* WHAT THE EXERCISE ASKS
Copy every line that contains the string "Just" from the entries below.

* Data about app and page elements
══════════
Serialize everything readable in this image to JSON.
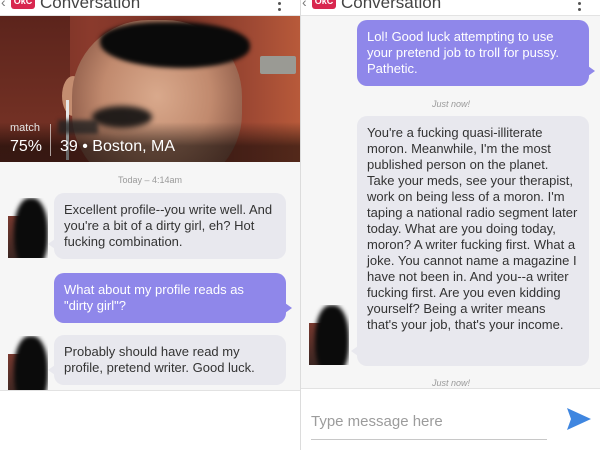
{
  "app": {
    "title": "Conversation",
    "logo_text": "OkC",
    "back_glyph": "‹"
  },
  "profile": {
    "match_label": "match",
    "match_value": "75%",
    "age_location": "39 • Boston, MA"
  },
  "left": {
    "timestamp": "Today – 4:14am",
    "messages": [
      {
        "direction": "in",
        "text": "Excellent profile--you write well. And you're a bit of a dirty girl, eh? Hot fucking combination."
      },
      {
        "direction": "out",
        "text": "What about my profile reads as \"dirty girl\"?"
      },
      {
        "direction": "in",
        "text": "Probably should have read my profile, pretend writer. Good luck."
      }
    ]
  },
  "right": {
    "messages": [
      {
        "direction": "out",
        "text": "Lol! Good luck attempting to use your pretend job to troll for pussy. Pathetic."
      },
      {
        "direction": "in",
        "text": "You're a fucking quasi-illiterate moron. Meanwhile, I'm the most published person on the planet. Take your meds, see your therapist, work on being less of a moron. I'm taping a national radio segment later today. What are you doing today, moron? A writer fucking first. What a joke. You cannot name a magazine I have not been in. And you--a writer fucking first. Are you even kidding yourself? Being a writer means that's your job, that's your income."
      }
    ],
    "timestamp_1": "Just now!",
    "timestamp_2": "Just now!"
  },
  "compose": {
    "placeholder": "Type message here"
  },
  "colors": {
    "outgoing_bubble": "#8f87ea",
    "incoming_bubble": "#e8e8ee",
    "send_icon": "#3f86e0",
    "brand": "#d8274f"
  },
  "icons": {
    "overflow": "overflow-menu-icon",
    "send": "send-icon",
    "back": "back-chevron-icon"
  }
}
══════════
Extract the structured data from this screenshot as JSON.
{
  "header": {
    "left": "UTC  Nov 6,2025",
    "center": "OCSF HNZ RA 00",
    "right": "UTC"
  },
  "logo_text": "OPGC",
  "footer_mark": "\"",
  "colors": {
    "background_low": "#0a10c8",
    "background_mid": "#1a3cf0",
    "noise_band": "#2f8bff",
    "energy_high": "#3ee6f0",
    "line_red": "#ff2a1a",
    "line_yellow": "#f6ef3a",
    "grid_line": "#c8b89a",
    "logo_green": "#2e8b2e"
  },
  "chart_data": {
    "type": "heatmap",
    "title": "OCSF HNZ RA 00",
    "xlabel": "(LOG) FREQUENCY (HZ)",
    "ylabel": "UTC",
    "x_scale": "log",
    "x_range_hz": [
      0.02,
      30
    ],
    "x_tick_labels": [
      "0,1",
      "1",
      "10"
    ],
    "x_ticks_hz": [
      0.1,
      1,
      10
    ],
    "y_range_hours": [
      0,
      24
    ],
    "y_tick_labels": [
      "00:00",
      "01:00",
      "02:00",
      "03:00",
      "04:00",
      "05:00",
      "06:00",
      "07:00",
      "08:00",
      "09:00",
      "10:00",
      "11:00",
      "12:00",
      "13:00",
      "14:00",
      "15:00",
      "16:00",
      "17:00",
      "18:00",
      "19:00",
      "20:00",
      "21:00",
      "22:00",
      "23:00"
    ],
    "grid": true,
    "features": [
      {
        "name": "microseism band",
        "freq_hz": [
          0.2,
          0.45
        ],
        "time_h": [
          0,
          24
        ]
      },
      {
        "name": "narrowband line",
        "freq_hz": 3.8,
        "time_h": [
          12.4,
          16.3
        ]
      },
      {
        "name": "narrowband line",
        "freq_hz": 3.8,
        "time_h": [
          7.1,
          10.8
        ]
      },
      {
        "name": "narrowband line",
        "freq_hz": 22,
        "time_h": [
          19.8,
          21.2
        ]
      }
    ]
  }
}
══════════
* EXERCISE SOLUTION
    "timestamp_1": "Just now!",
    "timestamp_2": "Just now!"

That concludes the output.